Therefore, having put away falsehood, let each one of you speak the truth with his neighbor, for we are members one of another. Be angry and do not sin; do not let the sun go down on your anger, and give no opportunity to the devil. Let the thief no longer steal, but rather let him labor, doing honest work with his own hands, so that he may have something to share with anyone in need. Let no corrupting talk come out of your mouths, but only such as is good for building up, as fits the occasion, that it may give grace to those who hear. And do not grieve the Holy Spirit of God, by whom you were sealed for the day of redemption. Let all bitterness and wrath and anger and clamor and slander be put away from you, along with all malice. Be kind to one another, tenderhearted, forgiving one another, as God in Christ forgave you.
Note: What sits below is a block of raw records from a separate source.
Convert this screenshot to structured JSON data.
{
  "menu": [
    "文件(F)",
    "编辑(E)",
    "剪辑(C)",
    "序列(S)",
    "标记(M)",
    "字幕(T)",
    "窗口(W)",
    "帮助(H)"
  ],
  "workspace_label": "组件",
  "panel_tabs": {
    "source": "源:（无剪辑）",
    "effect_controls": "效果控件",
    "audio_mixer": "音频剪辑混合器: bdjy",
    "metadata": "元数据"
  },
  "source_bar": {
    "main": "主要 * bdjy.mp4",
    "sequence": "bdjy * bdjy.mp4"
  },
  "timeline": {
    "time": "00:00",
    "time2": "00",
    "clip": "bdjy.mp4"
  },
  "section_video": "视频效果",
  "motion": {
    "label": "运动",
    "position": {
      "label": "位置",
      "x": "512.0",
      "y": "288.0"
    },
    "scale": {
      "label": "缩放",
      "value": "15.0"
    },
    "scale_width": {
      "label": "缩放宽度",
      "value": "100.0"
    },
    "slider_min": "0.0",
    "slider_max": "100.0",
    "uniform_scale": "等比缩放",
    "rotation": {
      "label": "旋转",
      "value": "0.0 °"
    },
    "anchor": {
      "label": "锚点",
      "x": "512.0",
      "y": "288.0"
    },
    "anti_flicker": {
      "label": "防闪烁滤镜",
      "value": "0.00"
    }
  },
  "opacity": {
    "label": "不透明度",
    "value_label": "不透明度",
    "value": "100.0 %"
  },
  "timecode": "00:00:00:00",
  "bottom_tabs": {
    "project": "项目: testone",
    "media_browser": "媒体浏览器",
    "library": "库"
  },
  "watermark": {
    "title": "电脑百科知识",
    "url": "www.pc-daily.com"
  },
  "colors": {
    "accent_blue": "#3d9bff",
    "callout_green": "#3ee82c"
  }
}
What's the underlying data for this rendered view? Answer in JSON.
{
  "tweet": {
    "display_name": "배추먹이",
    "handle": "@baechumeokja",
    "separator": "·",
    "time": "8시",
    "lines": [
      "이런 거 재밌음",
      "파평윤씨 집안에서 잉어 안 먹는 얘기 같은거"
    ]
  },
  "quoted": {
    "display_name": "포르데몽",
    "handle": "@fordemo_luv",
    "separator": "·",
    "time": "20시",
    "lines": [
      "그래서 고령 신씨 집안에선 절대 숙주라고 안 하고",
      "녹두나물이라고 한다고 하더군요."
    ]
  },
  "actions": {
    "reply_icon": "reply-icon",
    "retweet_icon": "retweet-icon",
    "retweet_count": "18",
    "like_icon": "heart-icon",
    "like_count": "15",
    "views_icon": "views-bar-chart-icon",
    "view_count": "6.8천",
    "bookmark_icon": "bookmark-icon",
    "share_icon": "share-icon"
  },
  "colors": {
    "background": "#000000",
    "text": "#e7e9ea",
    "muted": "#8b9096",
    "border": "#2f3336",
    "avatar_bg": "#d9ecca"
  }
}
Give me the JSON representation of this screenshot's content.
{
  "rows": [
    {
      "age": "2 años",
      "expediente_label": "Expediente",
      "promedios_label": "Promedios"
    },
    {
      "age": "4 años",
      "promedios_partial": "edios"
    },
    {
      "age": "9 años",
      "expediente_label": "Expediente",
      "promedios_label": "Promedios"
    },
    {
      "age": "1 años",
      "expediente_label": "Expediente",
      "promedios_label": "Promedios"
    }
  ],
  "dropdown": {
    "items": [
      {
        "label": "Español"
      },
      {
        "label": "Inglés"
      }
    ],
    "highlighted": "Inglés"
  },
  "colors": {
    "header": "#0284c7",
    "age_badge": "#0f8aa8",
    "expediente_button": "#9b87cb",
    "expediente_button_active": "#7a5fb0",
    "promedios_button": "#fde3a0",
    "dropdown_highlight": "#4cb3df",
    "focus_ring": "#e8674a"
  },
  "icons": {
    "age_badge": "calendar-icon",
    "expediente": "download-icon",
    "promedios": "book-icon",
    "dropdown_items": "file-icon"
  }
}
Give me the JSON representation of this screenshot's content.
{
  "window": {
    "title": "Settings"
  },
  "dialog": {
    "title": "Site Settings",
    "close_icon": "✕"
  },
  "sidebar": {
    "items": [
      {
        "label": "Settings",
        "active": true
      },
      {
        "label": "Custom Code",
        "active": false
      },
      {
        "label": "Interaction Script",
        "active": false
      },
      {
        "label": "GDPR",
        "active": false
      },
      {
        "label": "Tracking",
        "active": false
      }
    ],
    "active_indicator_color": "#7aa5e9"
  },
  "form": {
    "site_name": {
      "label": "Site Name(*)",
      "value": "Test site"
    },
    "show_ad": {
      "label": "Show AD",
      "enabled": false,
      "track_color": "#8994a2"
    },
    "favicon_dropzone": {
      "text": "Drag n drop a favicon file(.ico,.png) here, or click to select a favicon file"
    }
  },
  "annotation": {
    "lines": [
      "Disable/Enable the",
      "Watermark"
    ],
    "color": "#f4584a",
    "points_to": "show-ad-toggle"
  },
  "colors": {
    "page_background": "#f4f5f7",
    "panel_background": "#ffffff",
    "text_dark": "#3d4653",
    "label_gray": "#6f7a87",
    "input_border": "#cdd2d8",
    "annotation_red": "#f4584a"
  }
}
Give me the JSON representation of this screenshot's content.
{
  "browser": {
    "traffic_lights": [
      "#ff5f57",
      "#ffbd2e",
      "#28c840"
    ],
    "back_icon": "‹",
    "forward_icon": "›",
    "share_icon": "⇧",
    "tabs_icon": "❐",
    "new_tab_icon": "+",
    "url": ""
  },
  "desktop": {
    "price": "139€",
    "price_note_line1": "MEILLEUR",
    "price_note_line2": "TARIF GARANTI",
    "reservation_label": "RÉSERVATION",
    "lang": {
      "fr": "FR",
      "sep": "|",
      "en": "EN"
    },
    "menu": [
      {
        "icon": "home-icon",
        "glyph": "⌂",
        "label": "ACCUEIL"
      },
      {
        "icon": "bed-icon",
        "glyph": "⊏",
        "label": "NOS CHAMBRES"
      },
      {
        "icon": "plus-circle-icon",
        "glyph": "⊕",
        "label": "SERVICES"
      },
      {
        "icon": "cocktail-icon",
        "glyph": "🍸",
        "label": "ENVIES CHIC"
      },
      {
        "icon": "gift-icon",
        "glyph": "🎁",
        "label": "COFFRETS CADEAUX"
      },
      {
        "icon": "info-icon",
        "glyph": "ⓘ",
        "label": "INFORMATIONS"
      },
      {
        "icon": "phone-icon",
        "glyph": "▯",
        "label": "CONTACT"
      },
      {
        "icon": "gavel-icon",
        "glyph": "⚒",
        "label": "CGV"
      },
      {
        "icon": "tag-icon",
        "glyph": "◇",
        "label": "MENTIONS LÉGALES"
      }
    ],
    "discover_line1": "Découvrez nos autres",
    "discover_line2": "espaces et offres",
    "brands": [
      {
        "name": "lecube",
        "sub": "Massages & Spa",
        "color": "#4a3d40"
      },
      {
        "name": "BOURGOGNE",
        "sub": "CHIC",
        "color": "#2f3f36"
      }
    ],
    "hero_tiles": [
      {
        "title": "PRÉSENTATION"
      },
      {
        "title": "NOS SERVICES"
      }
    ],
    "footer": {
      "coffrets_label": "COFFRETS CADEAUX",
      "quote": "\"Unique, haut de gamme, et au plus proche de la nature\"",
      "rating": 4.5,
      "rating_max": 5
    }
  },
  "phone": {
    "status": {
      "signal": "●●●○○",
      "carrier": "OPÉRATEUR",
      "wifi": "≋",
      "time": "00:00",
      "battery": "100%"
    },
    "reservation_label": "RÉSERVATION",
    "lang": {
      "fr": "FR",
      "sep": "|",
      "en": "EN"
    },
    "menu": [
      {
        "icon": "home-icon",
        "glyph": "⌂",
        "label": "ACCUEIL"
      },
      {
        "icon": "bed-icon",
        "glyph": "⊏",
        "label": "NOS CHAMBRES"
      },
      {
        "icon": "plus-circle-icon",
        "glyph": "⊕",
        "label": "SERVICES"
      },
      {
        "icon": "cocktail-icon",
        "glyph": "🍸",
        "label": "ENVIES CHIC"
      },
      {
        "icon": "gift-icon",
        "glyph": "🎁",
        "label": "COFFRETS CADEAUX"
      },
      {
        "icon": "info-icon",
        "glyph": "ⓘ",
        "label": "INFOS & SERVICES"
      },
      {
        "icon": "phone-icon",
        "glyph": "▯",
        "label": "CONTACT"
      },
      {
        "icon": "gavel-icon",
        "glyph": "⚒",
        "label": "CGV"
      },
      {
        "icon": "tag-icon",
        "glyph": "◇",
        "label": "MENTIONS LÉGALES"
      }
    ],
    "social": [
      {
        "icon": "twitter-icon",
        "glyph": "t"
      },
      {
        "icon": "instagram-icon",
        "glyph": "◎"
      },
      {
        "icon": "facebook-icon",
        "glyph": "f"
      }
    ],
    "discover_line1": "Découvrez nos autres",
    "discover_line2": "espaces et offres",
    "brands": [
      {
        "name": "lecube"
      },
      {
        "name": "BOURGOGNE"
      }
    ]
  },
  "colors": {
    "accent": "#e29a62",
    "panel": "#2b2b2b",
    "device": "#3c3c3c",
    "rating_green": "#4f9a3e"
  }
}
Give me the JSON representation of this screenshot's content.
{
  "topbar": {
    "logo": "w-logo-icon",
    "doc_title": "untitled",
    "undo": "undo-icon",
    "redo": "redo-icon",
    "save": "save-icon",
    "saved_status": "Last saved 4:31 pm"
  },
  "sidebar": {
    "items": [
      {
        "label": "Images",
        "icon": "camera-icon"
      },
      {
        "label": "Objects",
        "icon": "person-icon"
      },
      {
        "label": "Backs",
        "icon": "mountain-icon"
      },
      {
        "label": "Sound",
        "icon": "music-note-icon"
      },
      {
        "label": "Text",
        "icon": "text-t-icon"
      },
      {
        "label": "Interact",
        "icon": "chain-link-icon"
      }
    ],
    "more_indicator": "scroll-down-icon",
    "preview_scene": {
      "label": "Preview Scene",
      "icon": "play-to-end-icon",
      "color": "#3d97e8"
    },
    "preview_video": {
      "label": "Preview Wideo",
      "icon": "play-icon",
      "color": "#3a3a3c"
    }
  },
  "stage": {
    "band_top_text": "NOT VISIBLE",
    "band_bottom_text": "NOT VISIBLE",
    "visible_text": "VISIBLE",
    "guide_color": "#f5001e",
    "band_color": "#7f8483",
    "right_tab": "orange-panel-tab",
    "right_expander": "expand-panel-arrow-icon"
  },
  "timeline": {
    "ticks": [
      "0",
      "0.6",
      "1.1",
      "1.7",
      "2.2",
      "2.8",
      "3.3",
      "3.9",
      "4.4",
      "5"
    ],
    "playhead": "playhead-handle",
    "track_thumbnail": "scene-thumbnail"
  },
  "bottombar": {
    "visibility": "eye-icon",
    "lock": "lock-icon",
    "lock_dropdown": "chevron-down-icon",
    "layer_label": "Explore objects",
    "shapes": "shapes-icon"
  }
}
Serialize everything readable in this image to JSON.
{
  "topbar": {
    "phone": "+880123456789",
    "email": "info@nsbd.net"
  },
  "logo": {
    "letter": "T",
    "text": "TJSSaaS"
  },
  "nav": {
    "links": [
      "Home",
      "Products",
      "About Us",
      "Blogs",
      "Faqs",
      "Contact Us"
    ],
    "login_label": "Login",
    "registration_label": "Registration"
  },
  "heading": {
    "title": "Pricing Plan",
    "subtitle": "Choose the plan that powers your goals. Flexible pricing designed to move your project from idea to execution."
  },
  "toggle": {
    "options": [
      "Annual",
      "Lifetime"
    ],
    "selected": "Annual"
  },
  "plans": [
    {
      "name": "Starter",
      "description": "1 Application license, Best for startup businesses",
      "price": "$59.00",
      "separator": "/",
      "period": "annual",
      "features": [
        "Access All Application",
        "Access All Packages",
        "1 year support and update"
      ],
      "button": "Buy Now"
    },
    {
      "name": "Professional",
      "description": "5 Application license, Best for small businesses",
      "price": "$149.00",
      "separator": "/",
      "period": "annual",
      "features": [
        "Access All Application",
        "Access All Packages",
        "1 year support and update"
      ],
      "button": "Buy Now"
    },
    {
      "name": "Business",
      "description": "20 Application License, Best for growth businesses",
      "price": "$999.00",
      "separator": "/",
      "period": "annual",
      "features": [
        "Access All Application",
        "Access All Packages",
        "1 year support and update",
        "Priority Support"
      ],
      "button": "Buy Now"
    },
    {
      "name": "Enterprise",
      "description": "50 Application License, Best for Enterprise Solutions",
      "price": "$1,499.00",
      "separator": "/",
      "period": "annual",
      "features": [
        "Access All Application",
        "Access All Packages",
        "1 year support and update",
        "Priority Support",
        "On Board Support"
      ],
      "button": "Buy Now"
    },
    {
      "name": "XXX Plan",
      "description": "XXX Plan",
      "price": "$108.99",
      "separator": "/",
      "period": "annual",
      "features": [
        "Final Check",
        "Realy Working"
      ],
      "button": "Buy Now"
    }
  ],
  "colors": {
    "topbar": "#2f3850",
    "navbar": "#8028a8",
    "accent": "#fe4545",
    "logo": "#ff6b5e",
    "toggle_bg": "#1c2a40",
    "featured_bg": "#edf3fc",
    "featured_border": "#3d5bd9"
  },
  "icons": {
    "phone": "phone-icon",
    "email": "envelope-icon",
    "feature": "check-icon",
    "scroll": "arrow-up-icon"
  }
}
Paul does indeed mention the Devil in this passage, telling us not to give him an opportunity to tempt us by clinging to anger and rage. But while our sin might give Satan an opportunity to advance his agenda through us, Paul doesn’t understand our sin to be fundamentally caused by the Devil and his demons. Notice that the apostle doesn’t instruct them to beware of the demon of falsehood or to be on the lookout for an evil spirit that might tempt them to unwholesome talk. Paul simply tells them that these things are inappropriate and that God’s people should have nothing to do with them. Sin isn’t evidence of demonic strongholds in our lives; it is simply disobedience that is inconsistent with our salvation in Christ. We don’t need an advanced degree in demonology in order to be obedient; we don’t need exorcisms or deliverances.

Keep Satan at Bay

So as a Christian, one of my motivations for avoiding sin is a desire to keep Satan at bay. He wants me to disgrace myself and Christ by indulging in sin. The Devil desires me to be a selfish husband and an impatient father. He is happiest when I am miserable in my sin. I don’t want those habits and patterns in my life, so I resist Satan and his temptations. But he has no power to coerce me. God promises never to let any temptation come to me that is beyond my capacity to withstand (1 Cor. 10:13). The only person who can make me do anything is me.

C. S. Lewis warned that Satan is happy with either our ignorance or our obsession with him and his ways. It seems the Bible’s approach to the topic cuts right down the middle. On the one hand, Satan is a real and dangerous opponent; he prowls about and exerts influence in the world and even in our lives. But on the other hand, Christians are not at his mercy. The salvation Christ purchased has set us free from the Devil’s tyranny, so we are no longer slaves to sin and death. Instead, we are under the authority of God’s Spirit and bearing his fruit in our lives.

So should we be aware of the Devil? Yes.

Should we be alert to his motives and ways of working so that we can avoid him? Absolutely.

Should we be obsessed with him, looking for a demon lying behind every sin? No.

Should we tremble at his power and rage? Under no circumstances!

Satan’s power and knowledge are limited; his doom is sure. He’s not worthy of our time, obsession, and emotions. Instead we live with both of our eyes fixed firmly on Jesus, who has delivered us from the Devil’s wrath and given us a sure hope that we will one day be rid of him for ever.